A cat living near a reservoir of enterobacteria of this type can be infected in several ways. The most common is by consuming raw and contaminated products (milk and meat), but you can also get the disease by drinking dirty water or through raw and spoiled food, in which the bacteria have the opportunity to proliferate.

On the other hand, it should be noted that a cat can be a carrier of the bacteria and be asymptomatic. If the infection reaches its lungs, it could spread it through aerosols or during contact with saliva. Felines around you (especially immunocompromised and young felines) could contract salmonellosis through this route.

Cats are very prone to licking each other. For this reason, an asymptomatic carrier can infect an entire population in a short time.

Symptoms of salmonellosis in cats

Symptoms of salmonellosis appear as early as 12 hours after ingestion of the bacteria and can take up to 3 days to reduce in potency. The most common signs are as follows:

  • Vomiting
  • Diarrhea – this can sometimes be bloody and tends to be chronic and intermittent.
  • Fever
  • Weight loss
  • Abdominal pain
  • Dehydration
  • Apathy
  • Shock


As you may have noticed, the symptoms of salmonellosis in cats could be confused with those of many other disorders, such as gastroenteritis, metabolic diseases, neoplasms and a long etcetera. Therefore, it’s necessary to carry out a differential diagnosis to rule out other ailments.

This is achieved through a stool culture, in which bacteria are allowed to proliferate in search of the one that concerns us, Salmonella. However, these tests take time to produce results (at least a week), so other complementary techniques are performed in the meantime. These are the following:

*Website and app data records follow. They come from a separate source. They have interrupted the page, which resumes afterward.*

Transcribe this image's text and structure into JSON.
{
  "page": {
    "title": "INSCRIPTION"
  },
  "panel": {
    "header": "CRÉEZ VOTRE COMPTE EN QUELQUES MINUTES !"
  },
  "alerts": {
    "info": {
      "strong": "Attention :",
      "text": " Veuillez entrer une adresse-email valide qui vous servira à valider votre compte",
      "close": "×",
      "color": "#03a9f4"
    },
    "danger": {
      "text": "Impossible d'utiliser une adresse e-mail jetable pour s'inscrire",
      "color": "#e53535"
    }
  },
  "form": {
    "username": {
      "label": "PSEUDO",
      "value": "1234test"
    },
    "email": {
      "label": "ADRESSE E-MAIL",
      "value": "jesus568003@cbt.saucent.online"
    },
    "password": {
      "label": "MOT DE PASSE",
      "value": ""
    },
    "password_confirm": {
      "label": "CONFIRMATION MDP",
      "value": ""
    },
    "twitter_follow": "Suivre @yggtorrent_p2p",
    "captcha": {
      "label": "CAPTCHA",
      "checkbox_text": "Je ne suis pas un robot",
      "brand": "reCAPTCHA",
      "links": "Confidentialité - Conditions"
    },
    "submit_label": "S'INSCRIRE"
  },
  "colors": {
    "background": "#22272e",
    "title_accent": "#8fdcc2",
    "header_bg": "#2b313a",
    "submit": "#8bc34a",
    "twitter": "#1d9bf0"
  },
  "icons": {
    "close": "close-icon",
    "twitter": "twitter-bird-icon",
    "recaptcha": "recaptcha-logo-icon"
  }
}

  1. Anamnesis: By consulting with the owner, it’ll be possible to know if the cat is living in an environment contaminated with the bacteria, is in contact with other infected cats, or has eaten some raw and suspicious food.
  2. Physical examination: This will allow the vet to detect inflammation of the abdomen and adjacent lymph nodes.
  3. PCR: This gives relatively quick results (about 3 days). It’s usually sent to external laboratories because of the difficulty of interpreting it correctly.
  4. Fecal cytology: Leukocytes – this test is used to directly observe the cells present in the stools and fecal mucus. In the presence of bacterial infections such as salmonellosis, the number of leukocytes observed will be high.

Treatment of salmonellosis in cats

The main treatment will be with antibiotics to combat the bacteria. During the period of antibiotic therapy it will also be necessary to treat the symptoms with fluid therapy, antipyretics, anti-inflammatories, probiotics and other methods that the patient may need.

Glucocorticoids may help to reduce the risk in cats with shock from infection.

Disease prevention

Cats living in rural environments and in contact with animals of other species are at increased risk of contracting salmonellosis. It’s always recommended that you don’t allow cats to freely roam outside, as there are many dangers they can expose themselves to unsupervised.

In addition, a cat may be an asymptomatic carrier of the disease and transmit the disease to other animals in the household, including humans.

It’s not recommended to feed domestic cats raw food. Any fresh food that’s offered to the feline must be properly refrigerated, in good condition and ideally boiled beforehand at high temperatures. Also remember to wash your hands after touching your cat, especially when you finish cooking.

A cat at the vet.

A difficult disease to diagnose

As you’ve seen, salmonellosis in cats is a disease that’s impossible to diagnose through mere observation. Its low incidence in cats is an added difficulty, because other diseases are usually suspected beforehand.

So, if your cat has gastrointestinal symptoms, go to the vet immediately. In this way, the vet will be able to diagnose the most serious ailments. In animal health, prevention is always better than cure.